And they were impressed with what they saw and heard, leading to the village agreeing in May to move forward with further exploration of being a part of the program.
That led to taking the next step in September by giving the OK for a trial run where one of the Clemmons deputies would be on the roof running the drone instead of being on the streets for the months of October and November — and then be able to review the information and data in December with recommendations on how to improve in another two months where efforts are made to fine tune the program.
“At the end of that time, they will have the data to present to us as to whether we want to adopt a drone program,” Barson said in a council meeting in September, adding there was no monetary ask at the time. “We could then choose to, or not to, work this into our budget. If you like the drone program, then we would be responsible at that time of buying our drones and some other components. That would be presented to us at the time after having all the data collected.”
Clemmons was selected as the location for the DFR pilot program because the area has the highest population density and call volume of the townships contracted with the sheriff’s office to provide law enforcement services.
The drone in Clemmons is centered in the Lewisville-Clemmons Road area near I-40 and can respond to a variety of calls for service within up to about a mile and half away. With the Live911 software, drones are able to respond directly to the location of a 911 call, generally arriving on the scene before a deputy in a patrol vehicle.
“The Village of Clemmons supports our law enforcement partners and their plans to enhance the already exceptional service to our residents,” Mayor Mike Rogers said in his statement. “The safety of Clemmons’ residents is always at the forefront of our minds, and as mayor and council, we aim to be as effective as possible with our available deputies. We are confident this project will allow the Forsyth County Sheriff’s Office to bring to Clemmons yet another advanced level of service with this new technology for public safety.”
In additional comments, Barson said she believes there are many reasons that this Drone as First Responder pilot program is going to be something Clemmons adopts permanently.
“The first is improved service to our residents with quicker response times,” she said. “The drones can get to a scene of a call in a fraction of the time that an officer can with times ranging from one minute to three minutes. DFR is a de-escalation tool that saves lives by providing eyes on the scene prior to an officer arriving there. This means they know what they are walking into and how to properly prepare.

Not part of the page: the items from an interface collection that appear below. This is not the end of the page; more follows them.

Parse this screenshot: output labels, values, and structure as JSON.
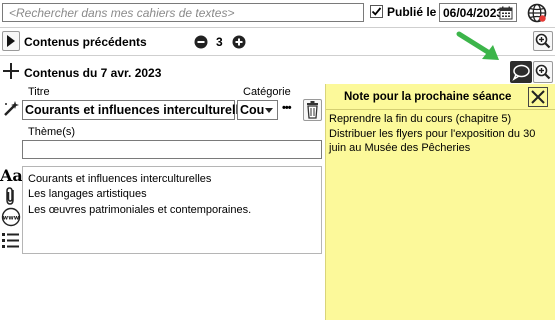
{
  "search": {
    "placeholder": "<Rechercher dans mes cahiers de textes>"
  },
  "publish": {
    "label": "Publié le",
    "checked": true,
    "date": "06/04/2023"
  },
  "previous": {
    "label": "Contenus précédents",
    "count": "3"
  },
  "current": {
    "label": "Contenus du 7 avr. 2023"
  },
  "form": {
    "title_label": "Titre",
    "title_value": "Courants et influences interculturelles",
    "category_label": "Catégorie",
    "category_value": "Cou",
    "more_label": "•••",
    "theme_label": "Thème(s)",
    "theme_value": ""
  },
  "content_lines": [
    "Courants et influences interculturelles",
    "Les langages artistiques",
    "Les œuvres patrimoniales et contemporaines."
  ],
  "note": {
    "title": "Note pour la prochaine séance",
    "lines": [
      "Reprendre la fin du cours (chapitre 5)",
      "Distribuer les flyers pour l'exposition du 30",
      "juin au Musée des Pêcheries"
    ]
  },
  "colors": {
    "note_bg": "#fcf99a",
    "arrow": "#3cb54a",
    "accent": "#2d2d2d"
  }
}
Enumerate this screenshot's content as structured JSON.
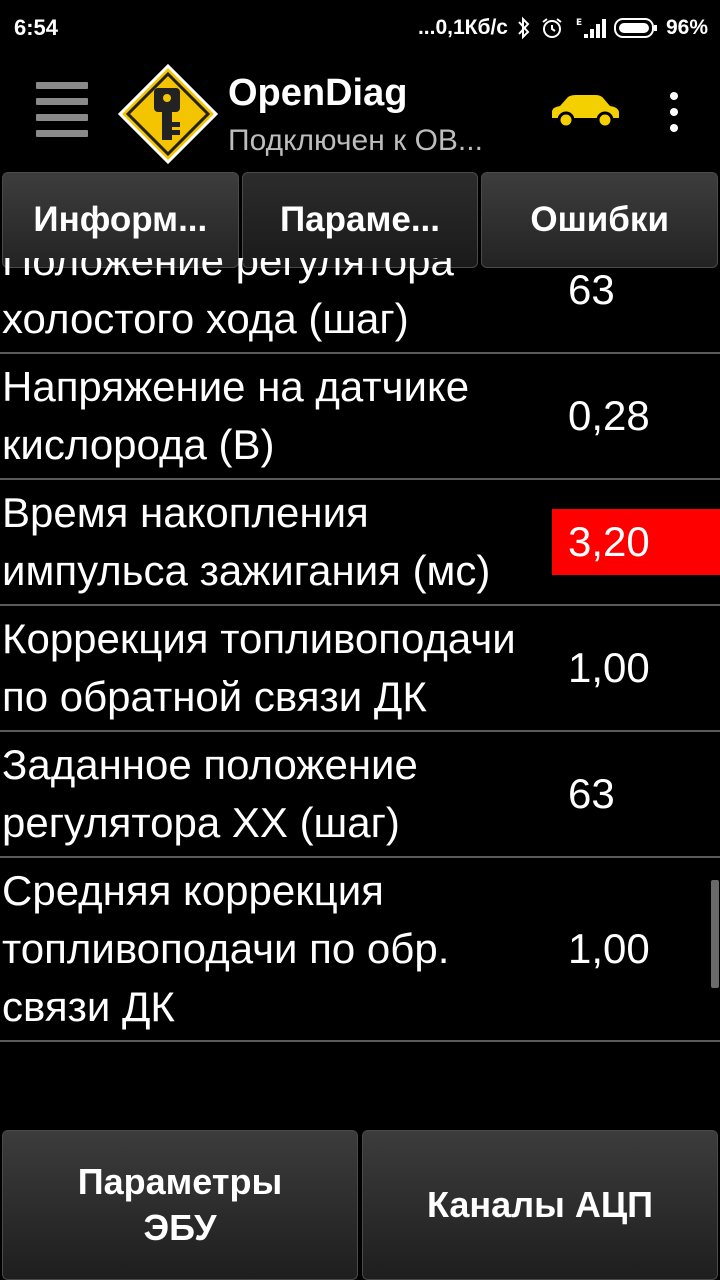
{
  "status_bar": {
    "time": "6:54",
    "speed": "...0,1Кб/с",
    "battery": "96%",
    "icons": [
      "bluetooth-icon",
      "alarm-icon",
      "signal-icon",
      "battery-icon"
    ]
  },
  "app_bar": {
    "title": "OpenDiag",
    "subtitle": "Подключен к ОВ...",
    "icons": [
      "menu-icon",
      "app-logo-icon",
      "car-icon",
      "overflow-menu-icon"
    ],
    "car_color": "#f5d000"
  },
  "tabs": [
    {
      "label": "Информ...",
      "active": false
    },
    {
      "label": "Параме...",
      "active": true
    },
    {
      "label": "Ошибки",
      "active": false
    }
  ],
  "params": [
    {
      "name": "Положение регулятора холостого хода (шаг)",
      "value": "63",
      "alert": false
    },
    {
      "name": "Напряжение на датчике кислорода (В)",
      "value": "0,28",
      "alert": false
    },
    {
      "name": "Время накопления импульса зажигания (мс)",
      "value": "3,20",
      "alert": true
    },
    {
      "name": "Коррекция топливоподачи по обратной связи ДК",
      "value": "1,00",
      "alert": false
    },
    {
      "name": "Заданное положение регулятора ХХ (шаг)",
      "value": "63",
      "alert": false
    },
    {
      "name": "Средняя коррекция топливоподачи по обр. связи ДК",
      "value": "1,00",
      "alert": false
    }
  ],
  "bottom_buttons": [
    {
      "label": "Параметры\nЭБУ"
    },
    {
      "label": "Каналы АЦП"
    }
  ],
  "colors": {
    "alert": "#ff0000",
    "logo": "#f5c400"
  }
}
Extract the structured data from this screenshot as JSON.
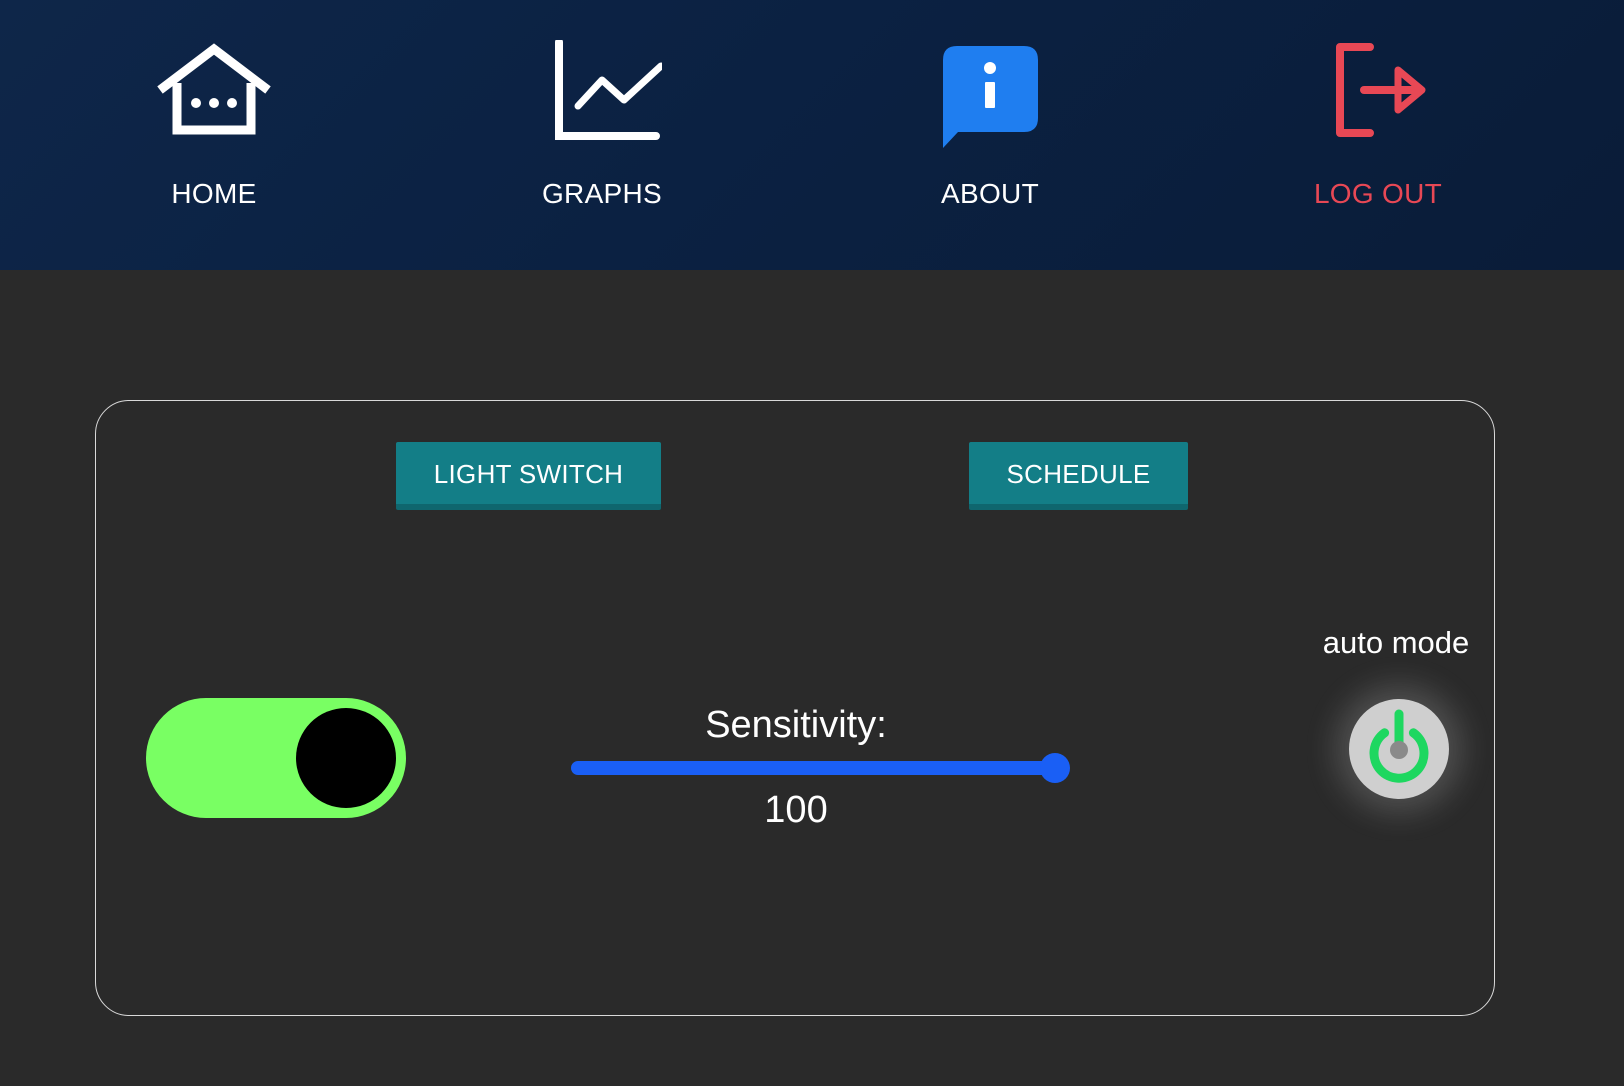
{
  "nav": {
    "items": [
      {
        "label": "HOME",
        "icon": "home-icon"
      },
      {
        "label": "GRAPHS",
        "icon": "line-chart-icon"
      },
      {
        "label": "ABOUT",
        "icon": "info-bubble-icon"
      },
      {
        "label": "LOG OUT",
        "icon": "logout-icon"
      }
    ]
  },
  "tabs": {
    "light_switch": "LIGHT SWITCH",
    "schedule": "SCHEDULE"
  },
  "light_toggle": {
    "state": "on"
  },
  "sensitivity": {
    "label": "Sensitivity:",
    "value": "100",
    "slider_fraction": 1.0
  },
  "auto_mode": {
    "label": "auto mode",
    "state": "on"
  },
  "colors": {
    "nav_background": "#0b2142",
    "page_background": "#2a2a2a",
    "tab_button": "#137e87",
    "about_icon": "#1f7ef0",
    "logout": "#e84855",
    "toggle_on": "#79ff63",
    "slider": "#1a5ff5",
    "power_on": "#1ed760",
    "panel_border": "#d9d9d9"
  }
}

“Another reason comes down to cost. It has become increasingly difficult to recruit and retain officers, and Clemmons continues to need more of them. I believe that looking down the road, 5 or 10 years, that we will be able to slow our bringing on of new officers and detectives thanks to our adoption of drones being part of the force.”
Barson said her only concern about the adoption of drones is that Clemmons, especially as a small municipality, gets the transparency piece of it right and gets it right quickly.
“For instance, some communities provide a direct link on their website to the footage the drone captures on each call,” she said. “I think that will be important for us to have that available for our residents so they know the technology is only being used to serve them. I think it’s also important to collect and share the data from the drones — what type of calls and how many it responds to each month, along with its response time and outcome of the situation.”
“This information will be available to council to make decisions based off of but also needs to be updated and easily available to everyone in the community as we are all taking our first steps together into a new, modern way of law enforcement and safety enhancement.”